Leadership

The majority party members and the minority party members meet separately to select their leaders. Third parties rarely have had enough members to elect their own leadership, and independents will generally join one of the larger party organizations to receive committee assignments. A party caucus or conference is the name given to a meeting of or organization of all party members in the House. During these meetings, party members discuss matters of concern.

Learn more about the history of House leadership.

Speaker of the House

pelosi.jpgRep. Nancy Pelosi

Elected by the whole of the House of Representatives, the Speaker acts as leader of the House and combines several roles: the institutional role of presiding officer and administrative head of the House, the role of leader of the majority party in the House, and the representative role of an elected member of the House. The Speaker of the House is second in line to succeed the President, after the Vice President.

Democratic Leadership

hoyer.jpgMajority Leader
Rep. Steny Hoyer
Represents Democrats on the House floor.

clyburn.jpgMajority Whip
Rep. James Clyburn
Assists leadership in managing party's legislative program.

lujan.jpgAssistant Speaker
Rep. Ben Ray Luján
Assists the Majority Leader.

jeffries.jpgDemocratic Caucus Chairman
Rep. Hakeem Jeffries
Heads organization of all Democratic Party members in the House.

Republican Leadership

mccarthy.jpgRepublican Leader
Rep. Kevin McCarthy
Represents Republicans on the House floor.

scalise.jpgRepublican Whip
Rep. Steve Scalise
Assists leadership in managing party's legislative program.

cheney.jpgRepublican Conference Chairman
Rep. Liz Cheney
Heads organization of all Republican Party members in the House.
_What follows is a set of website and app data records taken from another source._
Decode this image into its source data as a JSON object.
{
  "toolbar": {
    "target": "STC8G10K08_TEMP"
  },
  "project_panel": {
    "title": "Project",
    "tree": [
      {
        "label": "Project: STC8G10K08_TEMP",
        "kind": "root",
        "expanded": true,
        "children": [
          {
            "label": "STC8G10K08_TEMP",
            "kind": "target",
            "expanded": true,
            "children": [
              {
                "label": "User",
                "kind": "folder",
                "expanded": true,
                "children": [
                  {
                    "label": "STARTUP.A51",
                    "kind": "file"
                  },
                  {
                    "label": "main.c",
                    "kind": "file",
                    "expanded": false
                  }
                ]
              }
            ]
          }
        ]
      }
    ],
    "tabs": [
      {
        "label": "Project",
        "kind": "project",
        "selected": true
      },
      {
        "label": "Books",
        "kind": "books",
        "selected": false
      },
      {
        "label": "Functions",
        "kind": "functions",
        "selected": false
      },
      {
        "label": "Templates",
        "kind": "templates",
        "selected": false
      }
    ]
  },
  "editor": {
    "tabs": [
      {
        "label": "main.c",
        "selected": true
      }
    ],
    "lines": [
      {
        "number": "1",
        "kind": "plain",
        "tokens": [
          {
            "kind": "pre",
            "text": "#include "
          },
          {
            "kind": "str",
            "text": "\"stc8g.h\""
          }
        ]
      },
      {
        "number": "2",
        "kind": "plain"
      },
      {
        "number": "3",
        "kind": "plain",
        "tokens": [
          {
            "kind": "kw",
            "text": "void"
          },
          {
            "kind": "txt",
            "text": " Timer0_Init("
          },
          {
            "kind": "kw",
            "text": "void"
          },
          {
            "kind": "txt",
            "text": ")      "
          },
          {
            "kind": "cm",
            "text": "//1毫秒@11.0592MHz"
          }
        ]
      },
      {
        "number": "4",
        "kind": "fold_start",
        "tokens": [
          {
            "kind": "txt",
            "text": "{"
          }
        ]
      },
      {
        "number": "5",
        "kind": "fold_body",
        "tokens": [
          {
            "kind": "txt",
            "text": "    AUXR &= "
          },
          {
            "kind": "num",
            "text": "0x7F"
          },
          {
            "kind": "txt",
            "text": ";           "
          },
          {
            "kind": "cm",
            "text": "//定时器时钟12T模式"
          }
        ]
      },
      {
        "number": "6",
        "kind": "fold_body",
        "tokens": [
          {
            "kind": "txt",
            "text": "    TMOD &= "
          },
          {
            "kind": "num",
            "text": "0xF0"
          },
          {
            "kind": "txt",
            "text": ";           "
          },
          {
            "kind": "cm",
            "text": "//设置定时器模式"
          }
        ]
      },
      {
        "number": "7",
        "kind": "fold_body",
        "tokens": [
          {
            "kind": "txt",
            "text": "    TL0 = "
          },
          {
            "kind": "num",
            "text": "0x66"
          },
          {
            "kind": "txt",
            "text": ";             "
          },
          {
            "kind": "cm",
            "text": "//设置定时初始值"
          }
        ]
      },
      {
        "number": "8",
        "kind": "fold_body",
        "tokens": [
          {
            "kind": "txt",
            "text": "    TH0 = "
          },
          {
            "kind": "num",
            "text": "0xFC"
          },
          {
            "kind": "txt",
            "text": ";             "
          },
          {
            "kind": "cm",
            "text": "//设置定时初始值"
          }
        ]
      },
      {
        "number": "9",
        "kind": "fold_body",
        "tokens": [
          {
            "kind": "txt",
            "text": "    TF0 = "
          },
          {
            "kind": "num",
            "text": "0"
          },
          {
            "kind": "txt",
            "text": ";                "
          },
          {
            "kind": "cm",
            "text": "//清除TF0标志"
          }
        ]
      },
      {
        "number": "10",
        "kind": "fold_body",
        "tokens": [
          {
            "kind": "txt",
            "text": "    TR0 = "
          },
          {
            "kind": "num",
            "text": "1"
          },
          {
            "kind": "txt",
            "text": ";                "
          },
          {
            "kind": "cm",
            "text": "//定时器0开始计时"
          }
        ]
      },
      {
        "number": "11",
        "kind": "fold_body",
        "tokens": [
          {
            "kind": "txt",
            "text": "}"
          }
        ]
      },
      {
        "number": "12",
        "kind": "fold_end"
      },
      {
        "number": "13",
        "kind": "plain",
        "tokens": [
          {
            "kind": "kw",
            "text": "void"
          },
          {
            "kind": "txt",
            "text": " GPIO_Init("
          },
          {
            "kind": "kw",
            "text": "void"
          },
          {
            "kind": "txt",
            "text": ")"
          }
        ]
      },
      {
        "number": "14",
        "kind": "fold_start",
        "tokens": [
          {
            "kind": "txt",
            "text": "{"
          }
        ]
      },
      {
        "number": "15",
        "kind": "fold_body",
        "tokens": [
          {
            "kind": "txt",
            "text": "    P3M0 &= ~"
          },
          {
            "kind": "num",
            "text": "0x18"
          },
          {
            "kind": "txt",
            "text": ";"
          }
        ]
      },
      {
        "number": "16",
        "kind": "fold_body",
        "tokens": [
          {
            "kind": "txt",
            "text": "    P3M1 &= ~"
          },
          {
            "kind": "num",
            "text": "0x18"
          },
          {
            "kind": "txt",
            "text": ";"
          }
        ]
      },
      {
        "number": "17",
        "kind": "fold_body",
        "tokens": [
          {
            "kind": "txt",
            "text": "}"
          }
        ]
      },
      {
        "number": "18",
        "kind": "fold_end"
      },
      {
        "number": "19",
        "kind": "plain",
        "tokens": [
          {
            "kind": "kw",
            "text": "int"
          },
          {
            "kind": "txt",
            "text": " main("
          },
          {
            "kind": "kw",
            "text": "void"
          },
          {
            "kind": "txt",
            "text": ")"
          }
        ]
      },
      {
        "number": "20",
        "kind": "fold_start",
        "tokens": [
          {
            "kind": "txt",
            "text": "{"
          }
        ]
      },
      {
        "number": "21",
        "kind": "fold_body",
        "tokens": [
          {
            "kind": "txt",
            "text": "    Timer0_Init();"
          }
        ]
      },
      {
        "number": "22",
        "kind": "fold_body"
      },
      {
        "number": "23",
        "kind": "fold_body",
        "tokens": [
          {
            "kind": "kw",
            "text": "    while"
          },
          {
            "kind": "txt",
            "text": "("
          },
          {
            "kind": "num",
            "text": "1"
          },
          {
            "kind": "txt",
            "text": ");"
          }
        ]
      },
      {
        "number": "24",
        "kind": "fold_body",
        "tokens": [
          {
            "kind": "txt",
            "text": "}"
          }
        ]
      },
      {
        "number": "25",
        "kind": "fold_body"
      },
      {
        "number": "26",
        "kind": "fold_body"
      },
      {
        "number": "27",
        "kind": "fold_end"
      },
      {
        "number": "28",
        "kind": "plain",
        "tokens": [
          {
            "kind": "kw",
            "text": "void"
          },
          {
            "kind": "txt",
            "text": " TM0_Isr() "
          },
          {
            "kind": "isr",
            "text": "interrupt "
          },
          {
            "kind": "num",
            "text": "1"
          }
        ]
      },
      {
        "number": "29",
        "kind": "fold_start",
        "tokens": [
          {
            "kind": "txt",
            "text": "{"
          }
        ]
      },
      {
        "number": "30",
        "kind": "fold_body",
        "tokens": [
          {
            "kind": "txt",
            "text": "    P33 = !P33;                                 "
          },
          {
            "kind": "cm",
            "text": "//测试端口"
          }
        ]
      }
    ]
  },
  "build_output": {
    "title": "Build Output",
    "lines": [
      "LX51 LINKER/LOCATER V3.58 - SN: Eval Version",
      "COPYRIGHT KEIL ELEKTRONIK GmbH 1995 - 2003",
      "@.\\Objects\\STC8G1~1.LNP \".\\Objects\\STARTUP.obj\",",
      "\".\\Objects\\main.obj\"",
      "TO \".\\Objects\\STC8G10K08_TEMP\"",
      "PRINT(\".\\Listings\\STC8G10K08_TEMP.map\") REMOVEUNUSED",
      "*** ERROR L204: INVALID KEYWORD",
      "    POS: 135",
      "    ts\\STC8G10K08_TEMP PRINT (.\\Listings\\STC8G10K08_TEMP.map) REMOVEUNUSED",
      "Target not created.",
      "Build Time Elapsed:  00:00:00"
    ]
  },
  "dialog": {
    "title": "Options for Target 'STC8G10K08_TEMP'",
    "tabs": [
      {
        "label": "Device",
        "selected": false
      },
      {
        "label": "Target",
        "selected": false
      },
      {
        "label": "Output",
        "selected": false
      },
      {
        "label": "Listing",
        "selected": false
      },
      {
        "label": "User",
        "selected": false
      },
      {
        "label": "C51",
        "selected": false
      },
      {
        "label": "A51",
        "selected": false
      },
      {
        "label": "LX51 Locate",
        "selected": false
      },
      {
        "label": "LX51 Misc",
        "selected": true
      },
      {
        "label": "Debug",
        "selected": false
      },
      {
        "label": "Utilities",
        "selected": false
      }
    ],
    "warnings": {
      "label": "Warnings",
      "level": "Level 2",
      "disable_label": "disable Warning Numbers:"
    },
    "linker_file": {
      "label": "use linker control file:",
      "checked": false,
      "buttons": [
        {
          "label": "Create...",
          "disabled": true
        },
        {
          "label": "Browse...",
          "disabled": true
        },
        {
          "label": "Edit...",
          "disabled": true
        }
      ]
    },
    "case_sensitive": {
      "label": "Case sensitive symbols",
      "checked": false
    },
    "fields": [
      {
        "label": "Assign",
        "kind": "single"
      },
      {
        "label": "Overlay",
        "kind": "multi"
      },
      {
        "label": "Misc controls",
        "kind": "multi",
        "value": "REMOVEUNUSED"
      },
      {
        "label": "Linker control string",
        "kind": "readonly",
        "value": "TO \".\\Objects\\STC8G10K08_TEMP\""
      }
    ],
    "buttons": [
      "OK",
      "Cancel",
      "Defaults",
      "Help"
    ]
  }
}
palmer.jpgRepublican Policy Committee Chairman
Rep. Gary Palmer
Heads Conference forum for policy development.